3D bioprinted blood vessel grown by Texas A&M engineers

A newly developed blood vessel model can mimic the states of health and disease, paving the way for cardiovascular drug advancements.

Blood vessel with flowing blood cells

A team at the Texas A&M University, US, have designed a three-dimensional (3D) bioprinted model of a blood vessel that mimics its state of health and disease and could lead to possible cardiovascular drug advancements with better precision.

Cardiovascular drug advancements have slowed over the past 20 years due to the lack of efficiency in converting possible treatments into approved methods. Specifically, the decline in development has been linked to the discrepancy between studies that take place outside the body compared to inside. 

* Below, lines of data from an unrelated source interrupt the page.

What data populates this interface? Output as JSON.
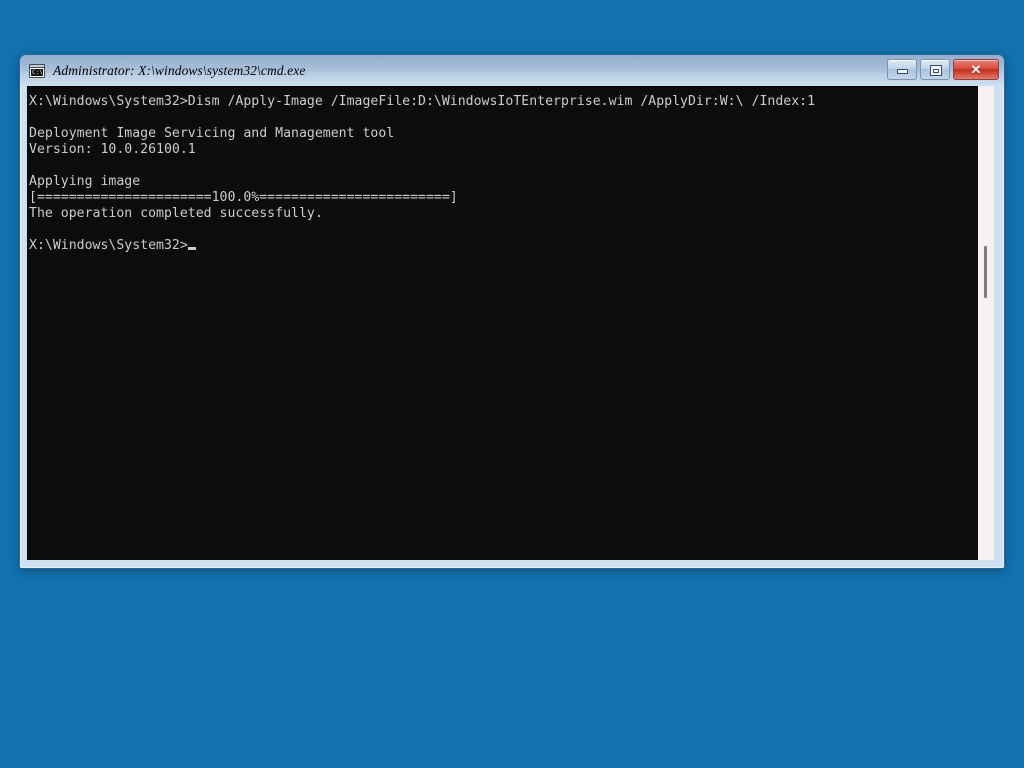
{
  "desktop": {
    "background_color": "#1271ae"
  },
  "window": {
    "title": "Administrator: X:\\windows\\system32\\cmd.exe",
    "icon": "cmd-console-icon",
    "icon_glyph": "C:\\_",
    "frame_color": "#bfd4e9",
    "titlebar_gradient_top": "#93aecd",
    "titlebar_gradient_bottom": "#cfe0f0",
    "controls": {
      "minimize_label": "Minimize",
      "maximize_label": "Restore",
      "close_label": "Close",
      "close_glyph": "✕",
      "close_color": "#c62e20"
    }
  },
  "console": {
    "background_color": "#0c0c0c",
    "text_color": "#cccccc",
    "cursor": "_",
    "scrollbar": {
      "track_color": "#f5f0f3",
      "thumb_color": "#7d7d7d"
    },
    "lines": [
      "X:\\Windows\\System32>Dism /Apply-Image /ImageFile:D:\\WindowsIoTEnterprise.wim /ApplyDir:W:\\ /Index:1",
      "",
      "Deployment Image Servicing and Management tool",
      "Version: 10.0.26100.1",
      "",
      "Applying image",
      "[======================100.0%========================]",
      "The operation completed successfully.",
      "",
      "X:\\Windows\\System32>"
    ]
  }
}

The team’s research aims to remodel current methodologies to minimise this gap and improve the translatability of these techniques by directing 3D bioprinting toward vascular medicine. Bioprinting in 3D involves the production unique, tissue-shaped constructs in a layer-by-layer fashion with embedded cells, making the arrangement more likely to mirror the native, multicellular makeup of vascular structures.

A range of hydrogel bioinks was introduced to design these structures. However, there is a limitation in available bioinks that can mimic the vascular composition of native tissues. Current bioinks lack high printability and are unable to deposit a high density of living cells into complex 3D architectures, making them less effective.

To overcome these shortcomings, the team developed a new nanoengineered bioink to print 3D, anatomically accurate, multicellular blood vessels. Their approach offers improved real-time resolution for both macro-structure and tissue-level micro-structure, which currently is not possible with available bioinks.

“A remarkably unique characteristic of this nanoengineered bioink is that regardless of cell density, it demonstrates a high printability and ability to protect encapsulated cells against high shear forces in the bioprinting process,” said Dr Akhilesh Gaharwar who co-led the study with his colleague Dr Abhishek Jain. “Remarkably, 3D bioprinted cells maintain a healthy phenotype and remain viable for nearly one-month post-fabrication.”

Leveraging these unique properties, the nanoengineered bioink is printed into 3D cylindrical blood vessels, consisting of living co-cultures of endothelial cells and vascular smooth muscle cells, which provides researchers the opportunity to model vascular function and disease impact. In the future, the team hope that their vessel can be used to understand vascular disease pathophysiology and assess therapeutics, toxins or other chemicals in preclinical trials.

The study was published in Advanced Healthcare Materials.